ONCE more for the people at the back: "You have a gender neutral toilet in your house" is not the argument ending zinger you think it is.

Is the bathroom in your house findable on the Great British Public Toilet map? No? Well, if you're relaxed about complete strangers turning up and using your toilet whenever they fancy, do create an account and add your loo to the database. It'll come in handy for a great many folk, I'm sure.

Following a consultation that was quietly launched last year, Communities Secretary Robert Jenrick is now moving to rewrite planning regulations to compel public buildings to have separate male and female toilets.

The move intends to address concerns around an increase in the introduction of mixed sex toilets. These, in turn, aim to make toilet provision more gender inclusive by allowing anyone to use the facilities they feel are right for them without fear of discrimination.

Done well, they can meet that aim while also increasing provision for women and cutting queueing times. Done badly, as they often are by premises attempting to be inclusive but without time, money or space to invest in a toilet redesign, they reduce provision and can exclude women.

The worst stabs at creating mixed sex provision is to simply change the signs on the doors. Men's toilets become "cubicles and urinals" while women's toilets become "cubicles only".

This serves little but to make the "cubicles only" room a space for absolutely everyone and keeps the "cubicles and urinals" room for men. Women are less inclined to use a space where they know they'll have to pass men using urinals. Ditto parents with young children or carers and the people they are assisting.

Despite much discussion about the needs of trans people, there doesn't seem to be any push to become more inclusive by putting sanitary bins in men's toilets.

To make mixed sex toilet provision as effective as possible, it has to be designed that way - fully enclosed stalls with individual hand washing facilities and, ideally, an attendant on duty.

These still have their issues. In bars or clubs, in particular, where people have to walk along a corridor to get into the cubicles women can feel unsafe.

Some women will simply never feel safe in a mixed sex facility and it has been distressing, as the toilet debate rumbles on, to see women online revealing deeply personal information in order to justify not wanting to share toilets with men. They simply should not have to do so.

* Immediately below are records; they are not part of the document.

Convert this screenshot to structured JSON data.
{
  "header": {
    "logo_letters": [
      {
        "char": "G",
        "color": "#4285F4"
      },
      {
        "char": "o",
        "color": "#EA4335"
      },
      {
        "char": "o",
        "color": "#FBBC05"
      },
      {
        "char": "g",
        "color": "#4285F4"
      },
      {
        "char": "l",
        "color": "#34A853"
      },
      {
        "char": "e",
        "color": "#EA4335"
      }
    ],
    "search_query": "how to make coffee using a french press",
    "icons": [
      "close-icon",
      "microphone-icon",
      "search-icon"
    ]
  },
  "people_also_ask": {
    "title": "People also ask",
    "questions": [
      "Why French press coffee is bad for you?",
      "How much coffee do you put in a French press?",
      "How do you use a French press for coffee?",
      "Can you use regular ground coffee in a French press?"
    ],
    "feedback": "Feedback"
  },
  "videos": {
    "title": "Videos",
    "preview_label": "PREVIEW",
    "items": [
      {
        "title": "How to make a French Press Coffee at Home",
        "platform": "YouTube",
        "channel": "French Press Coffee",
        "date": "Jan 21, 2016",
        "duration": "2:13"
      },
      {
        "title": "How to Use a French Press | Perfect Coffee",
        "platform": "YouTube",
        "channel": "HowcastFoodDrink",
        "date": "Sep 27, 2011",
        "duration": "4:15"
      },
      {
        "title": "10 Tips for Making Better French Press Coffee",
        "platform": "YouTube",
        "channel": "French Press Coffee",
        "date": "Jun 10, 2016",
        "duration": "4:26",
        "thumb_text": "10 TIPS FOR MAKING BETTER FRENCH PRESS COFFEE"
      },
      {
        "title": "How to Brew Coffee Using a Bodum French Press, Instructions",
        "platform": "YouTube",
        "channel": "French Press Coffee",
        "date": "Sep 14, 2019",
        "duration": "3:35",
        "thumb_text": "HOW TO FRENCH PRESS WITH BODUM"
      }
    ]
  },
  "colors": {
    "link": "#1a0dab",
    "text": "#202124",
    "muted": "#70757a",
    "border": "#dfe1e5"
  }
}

These proposed planning changes don't affect Scotland but uniting us all is the fact we too have to wee. There has been a great deal of discussion about the issue of gender neutral toilets here also and it will be interesting to keep one eye on the debate down south as it unfolds and finalised proposals from Westminster are published.

Presumably there will be opposition from architects who feel they need flexibility in planning legislation in order to design toilets that best meet the needs of those using particular buildings.

While there's no sign of the Scottish Government getting involved in the gender toilet debate, we could be doing with continuing the lavatory conversation started during the pandemic.

When travel restrictions eased last year but public facilities were still closed, we managed to kick off a discussion about the need for improved public conveniences as the crisis showed exactly how difficult public life would be with no public lavatories.

We're moving slowly out of the crisis and toilets are reopening. Yet what we do have is substandard in quantity and quality. Aside from the important debate about providing inclusive provision - and that must highlight accessible toilets - we must prioritise public provision.

Since 2008 local authorities have been closing public toilets to save costs. Age UK, while petitioning for the Scottish Government to make improvements, found that three local authorities in Scotland had no public toilets at all and nearly 200 council run loos had shut in the six years to 2019 - around one in four. The charity said its research found almost half of older people in Scotland said that they would use public transport more if they could rely on provision of toilets.

Disability Equality Scotland has also raised concerns about the lack of access to public toilets for disabled people.

Inadequate or inaccessible toilets impedes people's access to public life. It's such a vital issue yet is pushed down the priority list when it comes to cost cutting.

A listener was quoted on BBC Woman's Hour yesterday as saying that she'd know full equality had been achieved when there were no longer any queues for the ladies.

That seems like a halcyon dream but it shouldn't be. It's not asking a lot, just decent facilities for a most basic function.